Still yet, Angert claims that Gleyzerman would “verbally harass [her], yelling at her and berating her in front of all her coworkers” and “intentionally sabotage her work.”
Angert says that she informed the store’s manager Kevin Wood and general manager Jordan Sromek that “she believed she was beginning to suffer serous anxiety because of the harassment” from Gleyzerman. While Wood and Sromek did, in fact, “summon” Gleyzerman about the complaint, Angert says that it only resulted in Gleyzerman “escalating the harassment even further,” prompting Angert to faint at work and being “diagnosed with a panic attack at the hospital,” the “first time” in Angert’s life that she has experienced such an episode.
“This was not a wake-up call to Tom Ford to reign in Ms. Gleyzerman,” according to Angert, who says that she was “illegally terminated” by Tom Ford last month, alleges. “To the contrary, Tom Ford allowed this behavior to continue and escalate.”
The harassment became so severe that in October that Angert says she “was instructed by mental health professionals to take medical leave to recover from the psychological stress inflicted on her at Tom Ford.” She asserts that “On October 8, 2018, [Angert] gave [Tom Ford] a letter from her psychiatrist that she needed to take medical leave … until October 14. On October 12, [Angert] submitted another letter from her psychiatrist explaining that she needed the leave until October 22.”
Angert claims, “In a clear act of subterfuge to terminate [her] on account of her disability, Tom Ford sent [her] a letter dated October 10, 2018, telling [her] that she ran out of Paid Time Off.” The letter – which Angert says was “postmarked on October 15, 2018” and which she “first received it on October 17, 2018” – stated that “if [she] did not respond by October 15, she would be terminated from the company for having abandoned her job.”

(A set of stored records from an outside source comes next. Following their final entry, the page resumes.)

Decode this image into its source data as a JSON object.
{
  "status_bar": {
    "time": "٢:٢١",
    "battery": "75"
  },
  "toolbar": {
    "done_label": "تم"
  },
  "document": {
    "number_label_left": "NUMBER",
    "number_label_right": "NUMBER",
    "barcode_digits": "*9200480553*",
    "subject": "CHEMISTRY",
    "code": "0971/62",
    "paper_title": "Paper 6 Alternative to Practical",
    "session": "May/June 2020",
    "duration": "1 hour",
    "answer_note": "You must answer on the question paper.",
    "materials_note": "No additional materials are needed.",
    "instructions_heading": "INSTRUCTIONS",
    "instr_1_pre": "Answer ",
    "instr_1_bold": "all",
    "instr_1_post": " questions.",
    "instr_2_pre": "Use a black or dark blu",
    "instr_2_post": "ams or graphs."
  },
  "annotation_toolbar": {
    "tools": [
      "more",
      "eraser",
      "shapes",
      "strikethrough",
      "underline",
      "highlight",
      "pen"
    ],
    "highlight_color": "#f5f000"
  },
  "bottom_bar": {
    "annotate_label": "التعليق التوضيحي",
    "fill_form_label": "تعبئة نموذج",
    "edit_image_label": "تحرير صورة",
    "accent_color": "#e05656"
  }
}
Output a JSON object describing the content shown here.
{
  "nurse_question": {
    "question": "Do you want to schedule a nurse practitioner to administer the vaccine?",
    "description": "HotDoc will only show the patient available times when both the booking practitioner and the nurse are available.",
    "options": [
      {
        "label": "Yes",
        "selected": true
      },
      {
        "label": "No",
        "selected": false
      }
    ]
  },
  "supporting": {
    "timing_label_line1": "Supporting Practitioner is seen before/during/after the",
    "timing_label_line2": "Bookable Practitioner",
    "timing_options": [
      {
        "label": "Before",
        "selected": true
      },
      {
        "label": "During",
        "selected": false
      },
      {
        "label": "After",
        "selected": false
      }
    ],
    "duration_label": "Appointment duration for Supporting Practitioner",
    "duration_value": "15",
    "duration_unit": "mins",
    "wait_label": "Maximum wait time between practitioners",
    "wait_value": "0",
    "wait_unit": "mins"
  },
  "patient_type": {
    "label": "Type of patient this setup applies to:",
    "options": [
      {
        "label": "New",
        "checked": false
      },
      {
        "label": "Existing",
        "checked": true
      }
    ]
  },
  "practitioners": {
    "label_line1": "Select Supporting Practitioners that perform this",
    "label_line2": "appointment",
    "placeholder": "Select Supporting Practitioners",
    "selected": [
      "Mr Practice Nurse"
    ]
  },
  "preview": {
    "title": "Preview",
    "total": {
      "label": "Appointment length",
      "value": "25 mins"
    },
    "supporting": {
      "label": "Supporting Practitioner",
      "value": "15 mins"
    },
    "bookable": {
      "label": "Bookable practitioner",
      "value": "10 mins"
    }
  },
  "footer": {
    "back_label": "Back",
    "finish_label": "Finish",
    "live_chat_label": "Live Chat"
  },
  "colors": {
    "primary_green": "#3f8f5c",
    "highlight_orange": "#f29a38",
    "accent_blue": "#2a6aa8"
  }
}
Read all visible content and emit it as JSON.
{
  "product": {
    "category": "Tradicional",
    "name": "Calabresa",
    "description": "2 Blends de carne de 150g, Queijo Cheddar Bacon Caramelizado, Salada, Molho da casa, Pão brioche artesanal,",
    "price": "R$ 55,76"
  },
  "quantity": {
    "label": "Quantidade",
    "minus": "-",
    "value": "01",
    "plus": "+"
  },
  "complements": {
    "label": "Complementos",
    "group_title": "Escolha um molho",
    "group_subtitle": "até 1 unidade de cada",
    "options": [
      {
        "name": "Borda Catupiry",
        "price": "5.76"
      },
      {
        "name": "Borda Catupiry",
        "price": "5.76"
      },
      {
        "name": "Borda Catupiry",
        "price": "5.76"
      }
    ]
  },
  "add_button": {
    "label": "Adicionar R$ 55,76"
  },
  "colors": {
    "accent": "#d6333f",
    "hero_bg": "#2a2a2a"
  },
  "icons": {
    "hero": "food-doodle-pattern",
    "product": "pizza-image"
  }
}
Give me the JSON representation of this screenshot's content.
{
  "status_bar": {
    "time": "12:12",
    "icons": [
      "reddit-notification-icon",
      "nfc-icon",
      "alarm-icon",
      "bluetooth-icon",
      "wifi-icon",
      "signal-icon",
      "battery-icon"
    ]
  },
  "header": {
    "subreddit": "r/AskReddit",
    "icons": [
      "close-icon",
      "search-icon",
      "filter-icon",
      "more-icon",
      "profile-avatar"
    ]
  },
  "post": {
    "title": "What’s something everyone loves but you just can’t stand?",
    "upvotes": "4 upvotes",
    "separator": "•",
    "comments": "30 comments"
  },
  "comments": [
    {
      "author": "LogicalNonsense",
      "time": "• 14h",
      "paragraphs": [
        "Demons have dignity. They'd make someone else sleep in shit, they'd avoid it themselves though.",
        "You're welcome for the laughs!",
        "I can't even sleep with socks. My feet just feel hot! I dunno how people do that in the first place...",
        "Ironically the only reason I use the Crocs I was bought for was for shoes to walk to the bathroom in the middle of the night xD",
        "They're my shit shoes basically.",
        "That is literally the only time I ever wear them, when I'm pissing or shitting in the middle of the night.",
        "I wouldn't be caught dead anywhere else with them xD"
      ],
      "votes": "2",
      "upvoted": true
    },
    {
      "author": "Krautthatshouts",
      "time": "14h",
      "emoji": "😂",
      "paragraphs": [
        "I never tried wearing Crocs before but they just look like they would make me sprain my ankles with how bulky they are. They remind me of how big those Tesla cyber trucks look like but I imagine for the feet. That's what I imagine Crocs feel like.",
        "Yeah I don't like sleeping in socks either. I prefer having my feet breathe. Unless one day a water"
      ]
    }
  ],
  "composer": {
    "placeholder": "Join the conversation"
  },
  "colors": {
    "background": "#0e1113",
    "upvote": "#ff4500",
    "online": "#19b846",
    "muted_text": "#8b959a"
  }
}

“In other words,” Tom Ford sent her “a letter that made it seem as though [the company] was inviting [her] to seek an accommodation for her disability, but that in fact necessarily effectuated [her] termination.”
As a result, Angert has set forth claims discrimination under New York State Human Rights Law and intentional infliction of emotional distress, stating in connection with the latter that the defendants “engaged in extreme and outrageous conduct” and that as a direct result, she has “suffered severe emotional distress.”
A representative for Tom Ford was not immediately available for comment.
*The case is Yekaterina Angert v. Tom Ford Retail, LLC, and Tatyana Gleyzerman, 160217/2018 (NY Sup).